* [YOUR GOAL]
Could you restate all of the entries, word for word?

*** DATASET EXCERPTS ***

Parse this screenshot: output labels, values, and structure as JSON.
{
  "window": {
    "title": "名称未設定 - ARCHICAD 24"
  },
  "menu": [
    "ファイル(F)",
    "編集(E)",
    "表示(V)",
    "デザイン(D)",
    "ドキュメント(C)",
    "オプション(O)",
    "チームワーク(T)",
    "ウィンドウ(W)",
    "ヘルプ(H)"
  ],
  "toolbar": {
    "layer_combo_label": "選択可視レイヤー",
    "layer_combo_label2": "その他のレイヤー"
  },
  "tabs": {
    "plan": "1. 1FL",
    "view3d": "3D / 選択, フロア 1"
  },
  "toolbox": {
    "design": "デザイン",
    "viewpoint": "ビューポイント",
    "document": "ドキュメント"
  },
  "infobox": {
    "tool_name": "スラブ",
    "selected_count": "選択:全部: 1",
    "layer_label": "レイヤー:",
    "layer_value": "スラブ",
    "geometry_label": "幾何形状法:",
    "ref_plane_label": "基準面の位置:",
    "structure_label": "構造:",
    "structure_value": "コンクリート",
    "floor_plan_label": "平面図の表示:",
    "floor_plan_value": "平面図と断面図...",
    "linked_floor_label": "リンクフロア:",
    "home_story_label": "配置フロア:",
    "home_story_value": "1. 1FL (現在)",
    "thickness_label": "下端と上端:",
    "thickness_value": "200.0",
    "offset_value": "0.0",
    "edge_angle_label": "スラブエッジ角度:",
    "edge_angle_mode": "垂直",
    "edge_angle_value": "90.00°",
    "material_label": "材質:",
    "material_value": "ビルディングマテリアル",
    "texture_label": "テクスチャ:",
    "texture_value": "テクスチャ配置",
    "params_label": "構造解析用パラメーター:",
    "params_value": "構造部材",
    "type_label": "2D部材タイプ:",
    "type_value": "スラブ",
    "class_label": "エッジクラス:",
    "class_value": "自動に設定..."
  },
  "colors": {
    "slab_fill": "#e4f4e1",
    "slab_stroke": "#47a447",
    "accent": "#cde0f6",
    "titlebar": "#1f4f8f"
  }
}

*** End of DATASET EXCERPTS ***

* [YOUR SOLUTION]
Parse this screenshot: output labels, values, and structure as JSON.
{
  "window": {
    "title": "名称未設定 - ARCHICAD 24"
  },
  "menu": [
    "ファイル(F)",
    "編集(E)",
    "表示(V)",
    "デザイン(D)",
    "ドキュメント(C)",
    "オプション(O)",
    "チームワーク(T)",
    "ウィンドウ(W)",
    "ヘルプ(H)"
  ],
  "toolbar": {
    "layer_combo_label": "選択可視レイヤー",
    "layer_combo_label2": "その他のレイヤー"
  },
  "tabs": {
    "plan": "1. 1FL",
    "view3d": "3D / 選択, フロア 1"
  },
  "toolbox": {
    "design": "デザイン",
    "viewpoint": "ビューポイント",
    "document": "ドキュメント"
  },
  "infobox": {
    "tool_name": "スラブ",
    "selected_count": "選択:全部: 1",
    "layer_label": "レイヤー:",
    "layer_value": "スラブ",
    "geometry_label": "幾何形状法:",
    "ref_plane_label": "基準面の位置:",
    "structure_label": "構造:",
    "structure_value": "コンクリート",
    "floor_plan_label": "平面図の表示:",
    "floor_plan_value": "平面図と断面図...",
    "linked_floor_label": "リンクフロア:",
    "home_story_label": "配置フロア:",
    "home_story_value": "1. 1FL (現在)",
    "thickness_label": "下端と上端:",
    "thickness_value": "200.0",
    "offset_value": "0.0",
    "edge_angle_label": "スラブエッジ角度:",
    "edge_angle_mode": "垂直",
    "edge_angle_value": "90.00°",
    "material_label": "材質:",
    "material_value": "ビルディングマテリアル",
    "texture_label": "テクスチャ:",
    "texture_value": "テクスチャ配置",
    "params_label": "構造解析用パラメーター:",
    "params_value": "構造部材",
    "type_label": "2D部材タイプ:",
    "type_value": "スラブ",
    "class_label": "エッジクラス:",
    "class_value": "自動に設定..."
  },
  "colors": {
    "slab_fill": "#e4f4e1",
    "slab_stroke": "#47a447",
    "accent": "#cde0f6",
    "titlebar": "#1f4f8f"
  }
}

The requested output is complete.